Jindal Rules Out 2012 Presidential Run -- for Now
Jindal, who appeared at a news conference to back Virginia Republican gubernatorial candidate Bob McDonnell, was asked if he was interested in being president.
"No," he replied.
Jindal's trip to Iowa last month fueled speculation that he was laying the groundwork for a presidential campaign, and he did not rule out changing his mind over the next few years.
Instead, he said Americans are weary after the longest, most expensive election cycle in U.S. history.
"I think anybody who is even thinking of running would be well served to roll up their sleeves and support our new president," Jindal said. "I told our people, 'It doesn't matter whether you're Republican, Democrat or independent, it doesn't matter whether you voted for him or not, President-elect Barack Obama is our president."
In the wake of Republican losses in Congress and a blowout defeat in the presidential race, Jindal is an early favorite among many Republicans for 2012.
He's young, 37, and has strong support from conservatives for his income tax-cutting initiatives.

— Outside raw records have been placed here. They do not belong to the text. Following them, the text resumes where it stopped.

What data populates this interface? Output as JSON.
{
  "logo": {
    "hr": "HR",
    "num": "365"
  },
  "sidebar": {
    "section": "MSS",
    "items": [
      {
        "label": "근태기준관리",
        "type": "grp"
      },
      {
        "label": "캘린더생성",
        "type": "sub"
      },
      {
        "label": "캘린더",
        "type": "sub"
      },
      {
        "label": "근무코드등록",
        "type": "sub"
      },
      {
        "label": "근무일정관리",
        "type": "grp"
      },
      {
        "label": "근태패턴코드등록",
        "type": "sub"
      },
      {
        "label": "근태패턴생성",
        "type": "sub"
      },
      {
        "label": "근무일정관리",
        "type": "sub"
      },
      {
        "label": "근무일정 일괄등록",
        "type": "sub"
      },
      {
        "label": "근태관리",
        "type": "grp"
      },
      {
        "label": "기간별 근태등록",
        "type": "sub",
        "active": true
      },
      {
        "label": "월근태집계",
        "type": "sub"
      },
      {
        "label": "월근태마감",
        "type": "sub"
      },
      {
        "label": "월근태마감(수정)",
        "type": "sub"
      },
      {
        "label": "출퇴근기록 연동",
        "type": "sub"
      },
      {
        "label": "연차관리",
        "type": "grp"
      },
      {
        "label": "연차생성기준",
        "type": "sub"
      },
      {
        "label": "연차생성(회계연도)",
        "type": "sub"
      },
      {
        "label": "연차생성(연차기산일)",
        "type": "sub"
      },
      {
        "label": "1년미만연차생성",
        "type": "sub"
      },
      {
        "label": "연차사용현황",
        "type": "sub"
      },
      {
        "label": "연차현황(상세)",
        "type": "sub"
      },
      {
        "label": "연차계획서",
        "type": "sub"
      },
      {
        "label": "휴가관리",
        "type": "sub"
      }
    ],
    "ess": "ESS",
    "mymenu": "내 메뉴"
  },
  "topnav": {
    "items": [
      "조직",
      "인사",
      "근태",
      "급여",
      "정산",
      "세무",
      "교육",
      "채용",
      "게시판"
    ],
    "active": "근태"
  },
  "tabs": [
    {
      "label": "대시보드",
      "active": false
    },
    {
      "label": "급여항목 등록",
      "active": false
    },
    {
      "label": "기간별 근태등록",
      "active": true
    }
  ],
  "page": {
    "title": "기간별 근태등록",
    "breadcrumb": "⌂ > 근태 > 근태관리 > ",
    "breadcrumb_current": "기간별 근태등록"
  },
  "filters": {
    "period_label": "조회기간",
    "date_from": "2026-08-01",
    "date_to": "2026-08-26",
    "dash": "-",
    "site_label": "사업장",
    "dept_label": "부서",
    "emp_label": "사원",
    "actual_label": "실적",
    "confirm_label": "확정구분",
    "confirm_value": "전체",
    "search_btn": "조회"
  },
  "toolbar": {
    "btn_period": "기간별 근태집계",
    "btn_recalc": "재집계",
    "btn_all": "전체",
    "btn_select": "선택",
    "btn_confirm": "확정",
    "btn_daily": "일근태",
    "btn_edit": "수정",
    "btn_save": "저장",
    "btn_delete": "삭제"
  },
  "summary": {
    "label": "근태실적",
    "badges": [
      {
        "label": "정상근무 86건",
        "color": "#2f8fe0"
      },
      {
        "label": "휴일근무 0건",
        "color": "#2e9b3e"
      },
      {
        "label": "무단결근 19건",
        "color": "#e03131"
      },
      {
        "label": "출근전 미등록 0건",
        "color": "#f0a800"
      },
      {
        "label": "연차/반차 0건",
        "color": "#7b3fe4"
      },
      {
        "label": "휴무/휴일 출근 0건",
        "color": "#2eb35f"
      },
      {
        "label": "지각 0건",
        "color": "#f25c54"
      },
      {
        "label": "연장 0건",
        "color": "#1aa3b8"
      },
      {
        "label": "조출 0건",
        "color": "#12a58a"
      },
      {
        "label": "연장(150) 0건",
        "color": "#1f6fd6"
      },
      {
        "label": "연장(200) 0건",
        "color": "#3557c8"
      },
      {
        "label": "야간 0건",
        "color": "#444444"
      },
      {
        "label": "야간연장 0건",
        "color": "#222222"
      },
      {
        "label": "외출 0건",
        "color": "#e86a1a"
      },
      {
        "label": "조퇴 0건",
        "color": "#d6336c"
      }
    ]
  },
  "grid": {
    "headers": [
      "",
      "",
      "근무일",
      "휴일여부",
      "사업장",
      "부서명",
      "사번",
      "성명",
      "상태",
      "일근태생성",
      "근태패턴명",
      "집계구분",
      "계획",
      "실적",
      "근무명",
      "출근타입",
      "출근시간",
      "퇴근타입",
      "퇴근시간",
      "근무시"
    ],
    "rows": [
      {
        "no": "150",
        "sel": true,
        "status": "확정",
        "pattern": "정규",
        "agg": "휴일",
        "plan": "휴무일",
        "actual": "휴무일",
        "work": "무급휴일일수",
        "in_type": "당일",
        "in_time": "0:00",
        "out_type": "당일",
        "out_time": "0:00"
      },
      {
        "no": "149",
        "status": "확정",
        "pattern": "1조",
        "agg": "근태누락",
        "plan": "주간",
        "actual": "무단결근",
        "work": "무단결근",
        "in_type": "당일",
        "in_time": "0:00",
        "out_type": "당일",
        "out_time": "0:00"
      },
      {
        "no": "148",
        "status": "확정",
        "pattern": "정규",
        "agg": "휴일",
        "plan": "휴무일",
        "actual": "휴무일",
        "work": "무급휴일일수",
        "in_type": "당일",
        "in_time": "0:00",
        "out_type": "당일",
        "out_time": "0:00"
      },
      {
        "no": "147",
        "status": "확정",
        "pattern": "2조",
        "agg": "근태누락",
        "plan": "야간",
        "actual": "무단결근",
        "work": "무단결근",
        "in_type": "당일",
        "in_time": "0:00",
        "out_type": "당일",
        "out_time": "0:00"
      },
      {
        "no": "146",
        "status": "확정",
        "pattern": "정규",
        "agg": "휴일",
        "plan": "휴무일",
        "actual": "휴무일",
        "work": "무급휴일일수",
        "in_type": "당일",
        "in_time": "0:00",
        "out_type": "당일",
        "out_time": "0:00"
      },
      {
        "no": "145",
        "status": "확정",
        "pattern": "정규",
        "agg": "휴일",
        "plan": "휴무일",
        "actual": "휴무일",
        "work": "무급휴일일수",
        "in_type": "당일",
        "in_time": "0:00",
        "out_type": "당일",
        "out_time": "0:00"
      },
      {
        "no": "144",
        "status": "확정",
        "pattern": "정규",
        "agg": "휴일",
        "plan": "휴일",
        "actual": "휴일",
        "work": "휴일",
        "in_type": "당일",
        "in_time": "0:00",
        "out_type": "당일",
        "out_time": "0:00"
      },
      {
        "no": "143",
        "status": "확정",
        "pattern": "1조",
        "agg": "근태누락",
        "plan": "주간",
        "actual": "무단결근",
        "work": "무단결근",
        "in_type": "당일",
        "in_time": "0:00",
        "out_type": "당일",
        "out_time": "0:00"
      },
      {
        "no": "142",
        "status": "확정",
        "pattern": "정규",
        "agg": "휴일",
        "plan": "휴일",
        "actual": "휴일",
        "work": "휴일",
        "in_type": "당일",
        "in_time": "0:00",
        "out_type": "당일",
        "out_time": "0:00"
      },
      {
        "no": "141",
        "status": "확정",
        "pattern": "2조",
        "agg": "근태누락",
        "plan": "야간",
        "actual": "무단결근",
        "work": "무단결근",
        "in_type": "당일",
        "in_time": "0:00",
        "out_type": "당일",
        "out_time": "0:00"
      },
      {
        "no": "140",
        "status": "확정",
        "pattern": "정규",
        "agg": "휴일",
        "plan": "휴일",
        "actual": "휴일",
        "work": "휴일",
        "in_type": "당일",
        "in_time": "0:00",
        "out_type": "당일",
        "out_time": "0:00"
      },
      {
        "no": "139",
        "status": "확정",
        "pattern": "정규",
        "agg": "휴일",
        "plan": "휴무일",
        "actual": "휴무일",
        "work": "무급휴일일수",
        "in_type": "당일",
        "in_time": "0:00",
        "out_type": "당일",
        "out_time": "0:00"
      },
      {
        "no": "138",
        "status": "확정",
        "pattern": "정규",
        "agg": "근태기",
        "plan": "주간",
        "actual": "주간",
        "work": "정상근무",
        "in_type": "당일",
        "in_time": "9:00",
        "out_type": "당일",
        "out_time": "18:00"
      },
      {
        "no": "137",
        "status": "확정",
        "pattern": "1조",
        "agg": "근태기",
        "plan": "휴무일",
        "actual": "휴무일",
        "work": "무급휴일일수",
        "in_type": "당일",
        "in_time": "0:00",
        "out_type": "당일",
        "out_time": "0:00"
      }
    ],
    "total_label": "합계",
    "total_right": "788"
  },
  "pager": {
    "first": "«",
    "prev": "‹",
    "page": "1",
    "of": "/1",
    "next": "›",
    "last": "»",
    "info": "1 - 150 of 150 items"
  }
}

Many of them advocated for John McCain to pick Jindal as his vice presidential running mate.
Jindal also enjoyed broad-based approval for his handling of back-to-back hurricanes, Gustav and Ike, that menaced his state and New Orleans in particular in August and September, just three years after Hurricane Katrina devastated the area.